George Byron Champlin (1851-1946) was born in Providence on September 11, 1851, just after his old-line family had left their farm in southern Rhode Island to pursue new opportunities in the state’s expanding capital city. George’s father, Stanton B. Champlin, opened a produce business on Pine Street in the Downtown, but soon his interest turned to the jewelry industry. In 1872, twenty-one year old George joined his father to establish Stanton B. Champlin & Son in a building on the corner of Eddy and Elm streets where they began the manufacture of gold rings and gold-filled chain.
Their combined entrepreneurial skills produced immediate results. In 1885, the Champlains acquired the Campbell Machine Company in Pawtucket, and three years later, having outgrown their Eddy Street plant, they constructed a five-story brick building (now condominiums) on the corner of Chestnut and Clifford streets in the jewelry district to accommodate their growing workforce. In 1894 they acquired E. M. Dart, a small local manufacturer of pumps, valves, and pipe fittings and patented many of the former owner’s inventions.
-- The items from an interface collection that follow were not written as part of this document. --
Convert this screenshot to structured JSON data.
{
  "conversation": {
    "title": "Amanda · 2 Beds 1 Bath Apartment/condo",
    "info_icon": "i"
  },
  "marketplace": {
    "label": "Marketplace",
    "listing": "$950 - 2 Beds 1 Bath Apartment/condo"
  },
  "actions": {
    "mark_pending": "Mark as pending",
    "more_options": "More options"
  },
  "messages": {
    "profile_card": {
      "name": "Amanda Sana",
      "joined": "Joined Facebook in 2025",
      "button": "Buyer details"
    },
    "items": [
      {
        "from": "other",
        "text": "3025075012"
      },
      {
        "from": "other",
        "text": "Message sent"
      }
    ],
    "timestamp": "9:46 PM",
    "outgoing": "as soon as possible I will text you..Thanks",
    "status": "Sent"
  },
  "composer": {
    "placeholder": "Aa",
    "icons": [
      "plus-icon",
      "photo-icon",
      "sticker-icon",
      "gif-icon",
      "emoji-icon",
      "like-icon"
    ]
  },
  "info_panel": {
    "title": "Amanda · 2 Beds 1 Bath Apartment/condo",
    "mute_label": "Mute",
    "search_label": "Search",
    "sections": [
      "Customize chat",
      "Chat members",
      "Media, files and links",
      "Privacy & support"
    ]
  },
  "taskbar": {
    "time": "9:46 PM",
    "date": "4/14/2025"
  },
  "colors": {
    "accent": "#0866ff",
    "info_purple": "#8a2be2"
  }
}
The expansion continued after Stanton’s death in 1895. George moved the enlarged E.M. Dart to new headquarters at 134 Thurbers Avenue (corner of Eddy Street) and also pursued real estate development, most notably by constructing the four-story Champlin Block just across from the Beneficient Church on Weybosset Street. Just after 1900 he purchased two Providence-based manufacturers and merged them to form United Wire and Supply Corporation. Clearly, George B. Champlin laid the financial foundation for the charitable foundation that bears the Champlin name.
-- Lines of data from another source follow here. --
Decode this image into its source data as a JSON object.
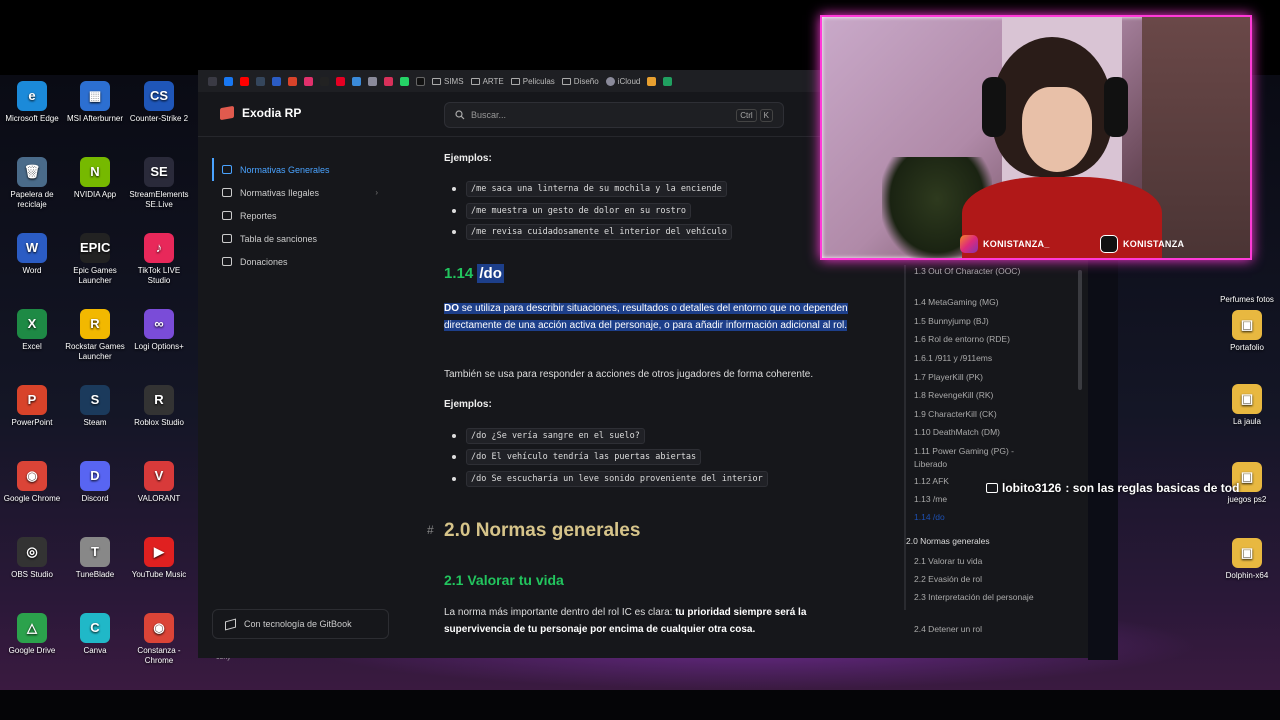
{
  "desktop": {
    "icons": [
      {
        "label": "Microsoft Edge",
        "color": "#1b8ad9",
        "glyph": "e"
      },
      {
        "label": "MSI Afterburner",
        "color": "#2c6fd1",
        "glyph": "▦"
      },
      {
        "label": "Counter-Strike 2",
        "color": "#1f56b8",
        "glyph": "CS"
      },
      {
        "label": "Papelera de reciclaje",
        "color": "#4a6b8a",
        "glyph": "🗑"
      },
      {
        "label": "NVIDIA App",
        "color": "#76b900",
        "glyph": "N"
      },
      {
        "label": "StreamElements SE.Live",
        "color": "#2a2a3a",
        "glyph": "SE"
      },
      {
        "label": "Word",
        "color": "#2b5cc4",
        "glyph": "W"
      },
      {
        "label": "Epic Games Launcher",
        "color": "#222",
        "glyph": "EPIC"
      },
      {
        "label": "TikTok LIVE Studio",
        "color": "#e8285a",
        "glyph": "♪"
      },
      {
        "label": "Excel",
        "color": "#1e8a45",
        "glyph": "X"
      },
      {
        "label": "Rockstar Games Launcher",
        "color": "#f2b800",
        "glyph": "R"
      },
      {
        "label": "Logi Options+",
        "color": "#7a4cd8",
        "glyph": "∞"
      },
      {
        "label": "PowerPoint",
        "color": "#d8432a",
        "glyph": "P"
      },
      {
        "label": "Steam",
        "color": "#1b3a5c",
        "glyph": "S"
      },
      {
        "label": "Roblox Studio",
        "color": "#333",
        "glyph": "R"
      },
      {
        "label": "Google Chrome",
        "color": "#db4437",
        "glyph": "◉"
      },
      {
        "label": "Discord",
        "color": "#5865f2",
        "glyph": "D"
      },
      {
        "label": "VALORANT",
        "color": "#d83a3a",
        "glyph": "V"
      },
      {
        "label": "OBS Studio",
        "color": "#333",
        "glyph": "◎"
      },
      {
        "label": "TuneBlade",
        "color": "#888",
        "glyph": "T"
      },
      {
        "label": "YouTube Music",
        "color": "#e02020",
        "glyph": "▶"
      },
      {
        "label": "Google Drive",
        "color": "#2ba24c",
        "glyph": "△"
      },
      {
        "label": "Canva",
        "color": "#20b8c8",
        "glyph": "C"
      },
      {
        "label": "Constanza - Chrome",
        "color": "#db4437",
        "glyph": "◉"
      }
    ],
    "right_icons": [
      {
        "label": "Perfumes fotos",
        "color": "#555",
        "glyph": ""
      },
      {
        "label": "Portafolio",
        "color": "#e8b840",
        "glyph": "▣"
      },
      {
        "label": "La jaula",
        "color": "#e8b840",
        "glyph": "▣"
      },
      {
        "label": "juegos ps2",
        "color": "#e8b840",
        "glyph": "▣"
      },
      {
        "label": "Dolphin-x64",
        "color": "#e8b840",
        "glyph": "▣"
      }
    ],
    "partial_labels": {
      "cony": "cony",
      "ac": "ac",
      "ec": "ec"
    }
  },
  "favbar": {
    "items": [
      "SIMS",
      "ARTE",
      "Peliculas",
      "Diseño",
      "iCloud"
    ]
  },
  "header": {
    "site_title": "Exodia RP",
    "search_placeholder": "Buscar...",
    "kbd1": "Ctrl",
    "kbd2": "K"
  },
  "sidebar": {
    "items": [
      {
        "label": "Normativas Generales",
        "active": true
      },
      {
        "label": "Normativas Ilegales",
        "active": false
      },
      {
        "label": "Reportes",
        "active": false
      },
      {
        "label": "Tabla de sanciones",
        "active": false
      },
      {
        "label": "Donaciones",
        "active": false
      }
    ],
    "footer": "Con tecnología de GitBook"
  },
  "content": {
    "ejemplos1": "Ejemplos:",
    "me_examples": [
      "/me saca una linterna de su mochila y la enciende",
      "/me muestra un gesto de dolor en su rostro",
      "/me revisa cuidadosamente el interior del vehículo"
    ],
    "sec114_num": "1.14",
    "sec114_cmd": "/do",
    "do_bold": "DO",
    "do_text": " se utiliza para describir situaciones, resultados o detalles del entorno que no dependen directamente de una acción activa del personaje, o para añadir información adicional al rol.",
    "also": "También se usa para responder a acciones de otros jugadores de forma coherente.",
    "ejemplos2": "Ejemplos:",
    "do_examples": [
      "/do ¿Se vería sangre en el suelo?",
      "/do El vehículo tendría las puertas abiertas",
      "/do Se escucharía un leve sonido proveniente del interior"
    ],
    "anchor": "#",
    "sec20": "2.0 Normas generales",
    "sec21": "2.1 Valorar tu vida",
    "p21_a": "La norma más importante dentro del rol IC es clara: ",
    "p21_b": "tu prioridad siempre será la supervivencia de tu personaje por encima de cualquier otra cosa."
  },
  "toc": {
    "items": [
      "1.3 Out Of Character (OOC)",
      "1.4 MetaGaming (MG)",
      "1.5 Bunnyjump (BJ)",
      "1.6 Rol de entorno (RDE)",
      "1.6.1 /911 y /911ems",
      "1.7 PlayerKill (PK)",
      "1.8 RevengeKill (RK)",
      "1.9 CharacterKill (CK)",
      "1.10 DeathMatch (DM)",
      "1.11 Power Gaming (PG) - Liberado",
      "1.12 AFK",
      "1.13 /me",
      "1.14 /do",
      "2.0 Normas generales",
      "2.1 Valorar tu vida",
      "2.2 Evasión de rol",
      "2.3 Interpretación del personaje",
      "2.4 Detener un rol"
    ],
    "active_index": 12
  },
  "overlay": {
    "instagram": "KONISTANZA_",
    "tiktok": "KONISTANZA",
    "chat_user": "lobito3126",
    "chat_msg": ": son las reglas basicas de tod"
  },
  "colors": {
    "accent": "#4aa3ff",
    "heading_green": "#22c55e",
    "heading_gold": "#d6c48a",
    "highlight": "#1d3f8a",
    "neon": "#ff3ad8"
  }
}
George Champlin’s son, George S. inherited the family talent for business development, but by the early 1930s”with the nation firmly in the grip of the Great Depression”George B. and George S. redirected their collective energy towards supporting worthy initiatives within their community. In 1932, the first Champlin Foundation was established. Shortly after the death of ninety-six year old George B. Champlin on October 15, 1946, his son established a second Champlin Foundation, and in 1975 a third foundation was added. Together the combined Champlin charities provide major support for a diverse array of Rhode Island non-profit organizations. In 2007 the foundations distributed more than 22 million dollars. The fund also underwrites the Champlin Scholars Program which guarantees that any graduate of a Rhode Island public high school who is accepted at Brown University as an undergraduate or a medical student will get the necessary financial aid to attend. The university has recognized the generosity of this industrialist and corporate citizen in naming the George B. Champlin Residence Hall in his honor.